Bootstrap originally named Twitter Blueprint, developed by Mark Otto and Jacob Thornton on Twitter as a framework. Before it various libraries were used for interface development, which led to inconsistencies and a high maintenance burden.
On January 31, 2012, Bootstrap 2 was released, which added built-in support for Glyphicons, various new components and changes to many of exiting components. This version supports responsive web design. This means web pages dynamically adjusts with different devices (desktop, tablet, mobile phone). The next major version Bootstrap 3 was released on August 19, 2013.
Mark Otto announced Bootstrap 4 on October 29, 2014. The first alpha version of Bootstrap 4 was released on August 19, 2015. The first beta version was released on 10 August 2017. Mark suspended work on Bootstrap 3 on September 6, 2016, to free up time to work on Bootstrap 4. Bootstrap 4 was finalized on January 18, 2018.
Bootstrap 4 is latest version, more adjustable and easier. Bootstrap 4 supports the latest versions of the Google Chrome, Firefox, Internet Explorer, Opera, and Safari (except on Windows).
Bootstrap is a web framework to simplify the development of web pages. The primary purpose of adding it to a web project is to apply Bootstrap’s choices of color, size, font and layout to that project.
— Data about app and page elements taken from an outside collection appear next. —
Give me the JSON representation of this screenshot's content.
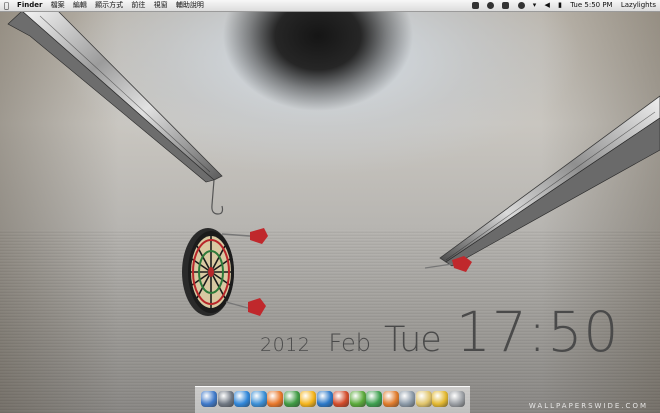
{
  "menubar": {
    "apple_glyph": "",
    "app_name": "Finder",
    "menus": [
      "檔案",
      "編輯",
      "顯示方式",
      "前往",
      "視窗",
      "輔助說明"
    ],
    "clock": "Tue 5:50 PM",
    "user": "Lazylights"
  },
  "desktop_clock": {
    "year": "2012",
    "month": "Feb",
    "day": "Tue",
    "time": "17:50"
  },
  "watermark": "WALLPAPERSWIDE.COM",
  "colors": {
    "menubar": "#e8e8e8",
    "clock_text": "#4a4a4a",
    "dart_flight": "#c0282c"
  },
  "dock": {
    "icons": [
      {
        "name": "finder-icon",
        "color": "#3f79c9"
      },
      {
        "name": "photo-icon",
        "color": "#6f7782"
      },
      {
        "name": "app-store-icon",
        "color": "#2f86d9"
      },
      {
        "name": "safari-icon",
        "color": "#3a8fd6"
      },
      {
        "name": "firefox-icon",
        "color": "#e8772a"
      },
      {
        "name": "chrome-icon",
        "color": "#3f9b43"
      },
      {
        "name": "sun-icon",
        "color": "#f4b41b"
      },
      {
        "name": "globe-icon",
        "color": "#2b78c8"
      },
      {
        "name": "maple-icon",
        "color": "#d34b2a"
      },
      {
        "name": "adium-icon",
        "color": "#5aaa3a"
      },
      {
        "name": "leaf-icon",
        "color": "#3ea04f"
      },
      {
        "name": "slideshow-icon",
        "color": "#e07b2a"
      },
      {
        "name": "preview-icon",
        "color": "#8c9aa8"
      },
      {
        "name": "folder-icon",
        "color": "#e0c46a"
      },
      {
        "name": "notes-icon",
        "color": "#e3b82f"
      },
      {
        "name": "trash-icon",
        "color": "#9a9ea3"
      }
    ]
  }
}
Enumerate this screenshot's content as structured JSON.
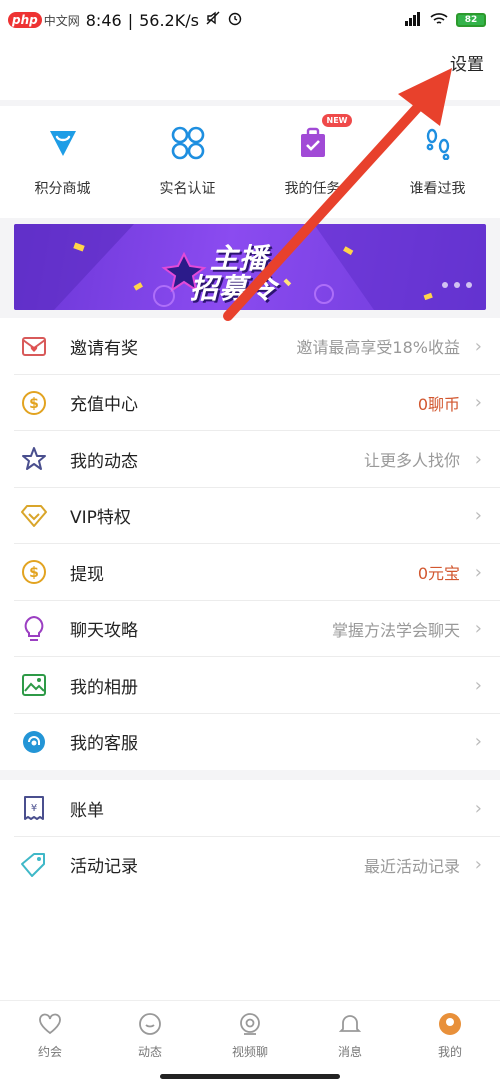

As such, the primary factor is whether the developers in charge find those choices to their liking. Once added to a project, Bootstrap provides basic style definitions for all HTML elements. The end result is a uniform appearance for prose, tables and form elements across web browsers. Developers can also add CSS elements defined in Bootstrap for further customization as well.
The most eminent components of Bootstrap are its layout components, as they affect an entire web page. The basic layout component is called “Container”, as every other element in the page is placed in it. Developers can choose between a fixed-width container and a fluid-width container. While the latter always fills the width of the web page, the former uses one of the four predefined fixed widths, depending on the size of the screen showing the page:
- Smaller than 576 pixels
- 576–768 pixels
- 768–992 pixels
- 992–1200 pixels
- Larger than 1200 pixels